(Exercise)
Give the entries again exactly, without pictures.

Stored items
++++++++++
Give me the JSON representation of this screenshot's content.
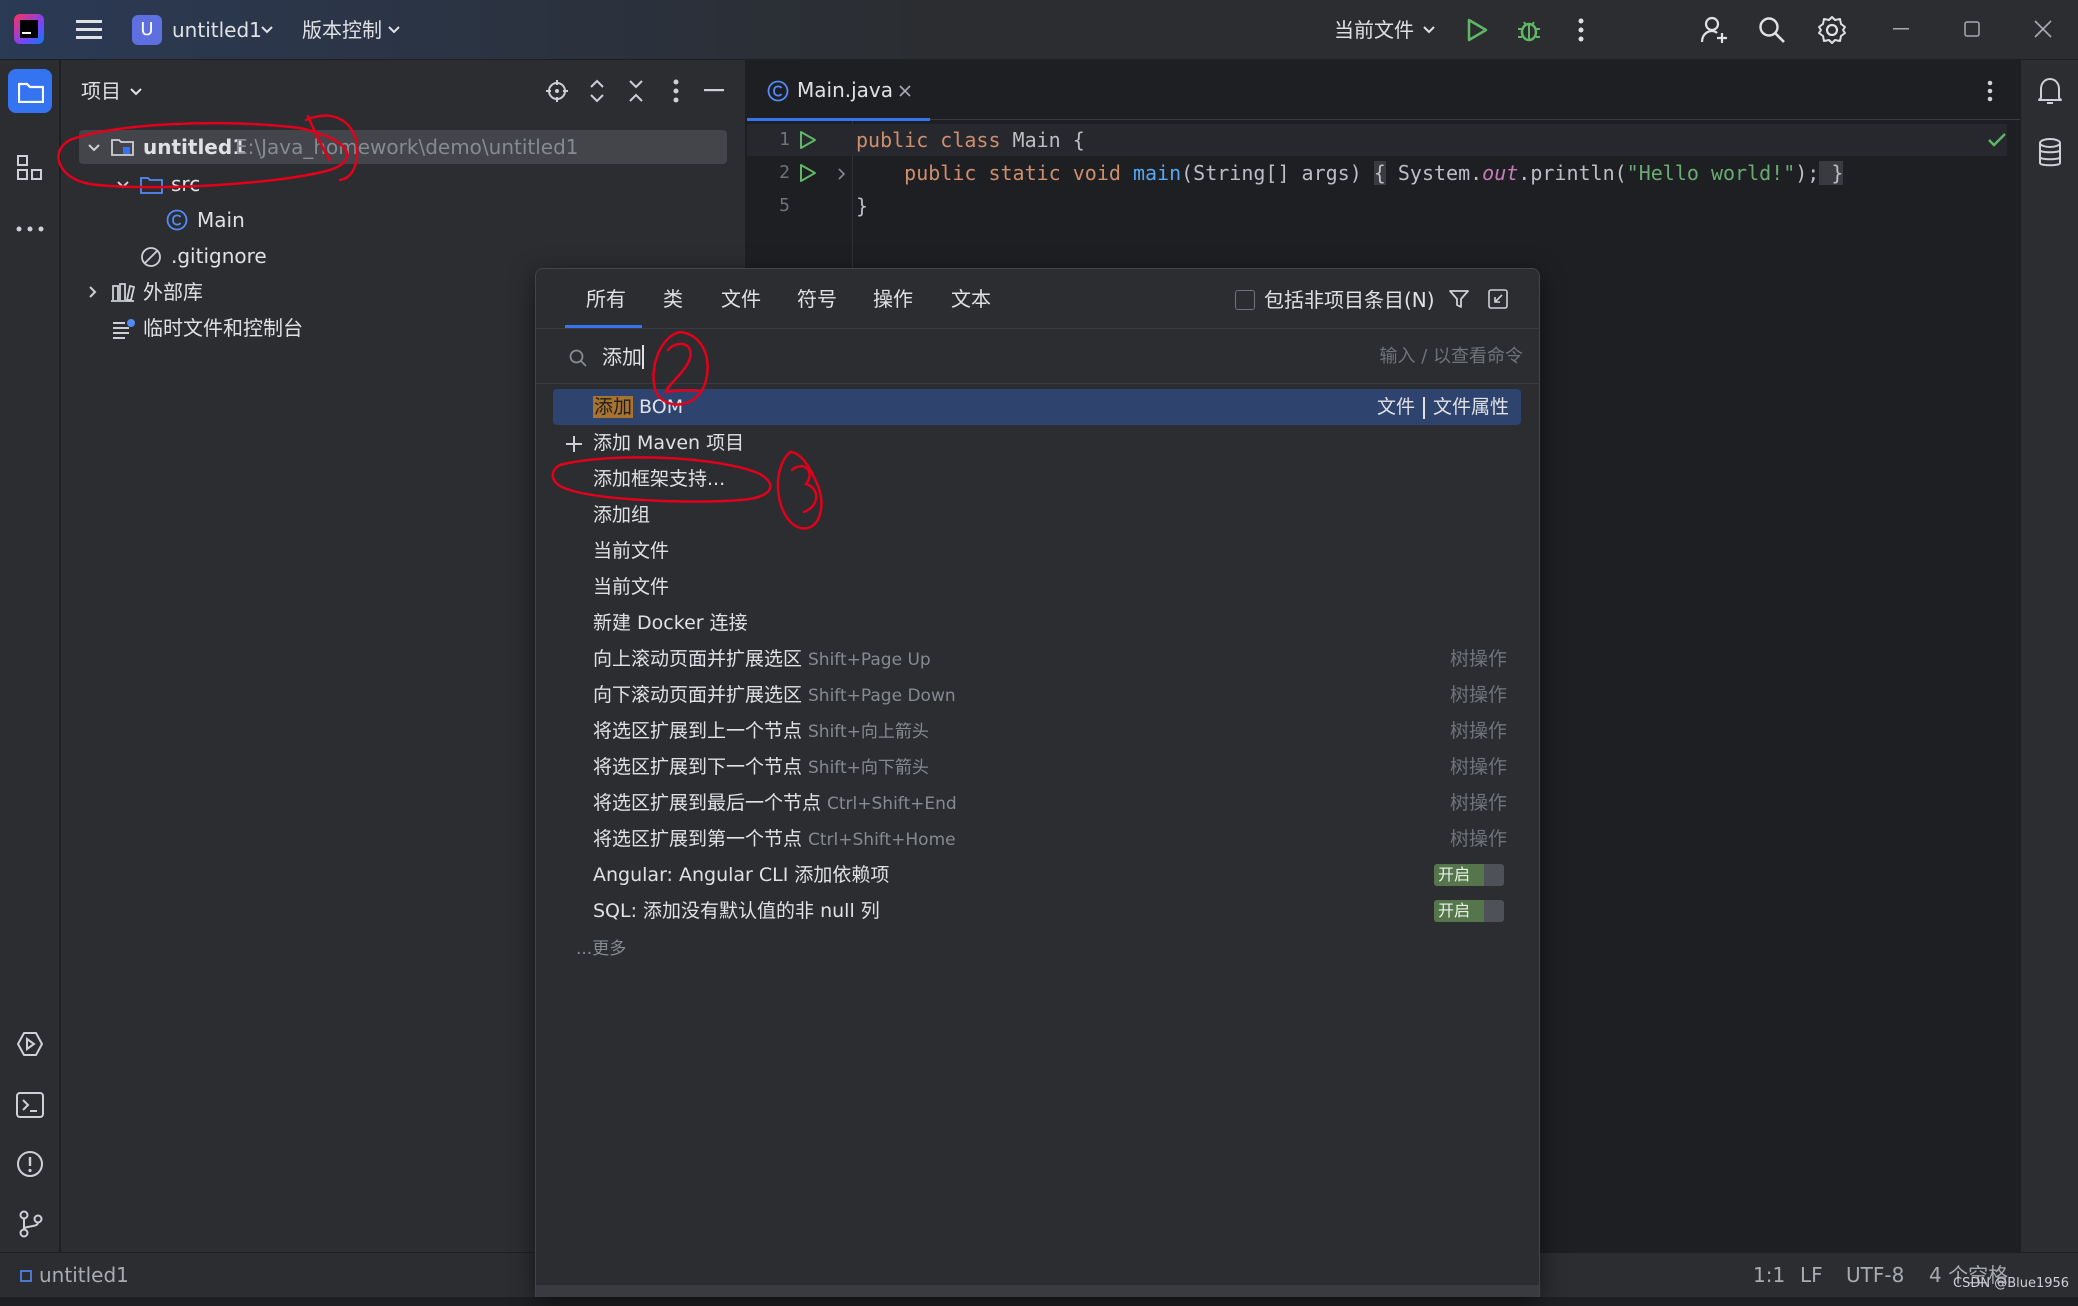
{
  "titlebar": {
    "project_badge": "U",
    "project_name": "untitled1",
    "vcs_menu": "版本控制",
    "run_config": "当前文件"
  },
  "project_panel": {
    "title": "项目",
    "tree": [
      {
        "label": "untitled1",
        "path": "E:\\Java_homework\\demo\\untitled1"
      },
      {
        "label": "src"
      },
      {
        "label": "Main"
      },
      {
        "label": ".gitignore"
      },
      {
        "label": "外部库"
      },
      {
        "label": "临时文件和控制台"
      }
    ]
  },
  "editor": {
    "tab_label": "Main.java",
    "line_numbers": [
      "1",
      "2",
      "5"
    ],
    "line1": {
      "kw": "public class ",
      "rest": "Main {"
    },
    "line2": {
      "indent": "    ",
      "kw": "public static void ",
      "fn": "main",
      "params": "(String[] args) ",
      "brace_open": "{",
      "sys": " System.",
      "out": "out",
      "print": ".println(",
      "str": "\"Hello world!\"",
      "end": ");",
      "brace_close": " }"
    },
    "line3": "}"
  },
  "search_popup": {
    "tabs": [
      "所有",
      "类",
      "文件",
      "符号",
      "操作",
      "文本"
    ],
    "checkbox_label": "包括非项目条目(N)",
    "query": "添加",
    "hint": "输入 / 以查看命令",
    "results": [
      {
        "highlight": "添加",
        "rest": " BOM",
        "category": "文件",
        "category2": "文件属性"
      },
      {
        "label": "添加 Maven 项目"
      },
      {
        "label": "添加框架支持..."
      },
      {
        "label": "添加组"
      },
      {
        "label": "当前文件"
      },
      {
        "label": "当前文件"
      },
      {
        "label": "新建 Docker 连接"
      },
      {
        "label": "向上滚动页面并扩展选区",
        "shortcut": "Shift+Page Up",
        "category": "树操作"
      },
      {
        "label": "向下滚动页面并扩展选区",
        "shortcut": "Shift+Page Down",
        "category": "树操作"
      },
      {
        "label": "将选区扩展到上一个节点",
        "shortcut": "Shift+向上箭头",
        "category": "树操作"
      },
      {
        "label": "将选区扩展到下一个节点",
        "shortcut": "Shift+向下箭头",
        "category": "树操作"
      },
      {
        "label": "将选区扩展到最后一个节点",
        "shortcut": "Ctrl+Shift+End",
        "category": "树操作"
      },
      {
        "label": "将选区扩展到第一个节点",
        "shortcut": "Ctrl+Shift+Home",
        "category": "树操作"
      },
      {
        "label": "Angular: Angular CLI 添加依赖项",
        "toggle": "开启"
      },
      {
        "label": "SQL: 添加没有默认值的非 null 列",
        "toggle": "开启"
      }
    ],
    "more": "...更多"
  },
  "statusbar": {
    "project": "untitled1",
    "position": "1:1",
    "line_sep": "LF",
    "encoding": "UTF-8",
    "indent": "4 个空格",
    "watermark": "CSDN @Blue1956"
  },
  "annotations": [
    "1",
    "2",
    "3"
  ],
  "colors": {
    "accent": "#3574f0",
    "selection": "#2e436e",
    "annotation_red": "#e3001b"
  }
}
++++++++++
(Exercise result)
Give me the JSON representation of this screenshot's content.
{
  "titlebar": {
    "project_badge": "U",
    "project_name": "untitled1",
    "vcs_menu": "版本控制",
    "run_config": "当前文件"
  },
  "project_panel": {
    "title": "项目",
    "tree": [
      {
        "label": "untitled1",
        "path": "E:\\Java_homework\\demo\\untitled1"
      },
      {
        "label": "src"
      },
      {
        "label": "Main"
      },
      {
        "label": ".gitignore"
      },
      {
        "label": "外部库"
      },
      {
        "label": "临时文件和控制台"
      }
    ]
  },
  "editor": {
    "tab_label": "Main.java",
    "line_numbers": [
      "1",
      "2",
      "5"
    ],
    "line1": {
      "kw": "public class ",
      "rest": "Main {"
    },
    "line2": {
      "indent": "    ",
      "kw": "public static void ",
      "fn": "main",
      "params": "(String[] args) ",
      "brace_open": "{",
      "sys": " System.",
      "out": "out",
      "print": ".println(",
      "str": "\"Hello world!\"",
      "end": ");",
      "brace_close": " }"
    },
    "line3": "}"
  },
  "search_popup": {
    "tabs": [
      "所有",
      "类",
      "文件",
      "符号",
      "操作",
      "文本"
    ],
    "checkbox_label": "包括非项目条目(N)",
    "query": "添加",
    "hint": "输入 / 以查看命令",
    "results": [
      {
        "highlight": "添加",
        "rest": " BOM",
        "category": "文件",
        "category2": "文件属性"
      },
      {
        "label": "添加 Maven 项目"
      },
      {
        "label": "添加框架支持..."
      },
      {
        "label": "添加组"
      },
      {
        "label": "当前文件"
      },
      {
        "label": "当前文件"
      },
      {
        "label": "新建 Docker 连接"
      },
      {
        "label": "向上滚动页面并扩展选区",
        "shortcut": "Shift+Page Up",
        "category": "树操作"
      },
      {
        "label": "向下滚动页面并扩展选区",
        "shortcut": "Shift+Page Down",
        "category": "树操作"
      },
      {
        "label": "将选区扩展到上一个节点",
        "shortcut": "Shift+向上箭头",
        "category": "树操作"
      },
      {
        "label": "将选区扩展到下一个节点",
        "shortcut": "Shift+向下箭头",
        "category": "树操作"
      },
      {
        "label": "将选区扩展到最后一个节点",
        "shortcut": "Ctrl+Shift+End",
        "category": "树操作"
      },
      {
        "label": "将选区扩展到第一个节点",
        "shortcut": "Ctrl+Shift+Home",
        "category": "树操作"
      },
      {
        "label": "Angular: Angular CLI 添加依赖项",
        "toggle": "开启"
      },
      {
        "label": "SQL: 添加没有默认值的非 null 列",
        "toggle": "开启"
      }
    ],
    "more": "...更多"
  },
  "statusbar": {
    "project": "untitled1",
    "position": "1:1",
    "line_sep": "LF",
    "encoding": "UTF-8",
    "indent": "4 个空格",
    "watermark": "CSDN @Blue1956"
  },
  "annotations": [
    "1",
    "2",
    "3"
  ],
  "colors": {
    "accent": "#3574f0",
    "selection": "#2e436e",
    "annotation_red": "#e3001b"
  }
}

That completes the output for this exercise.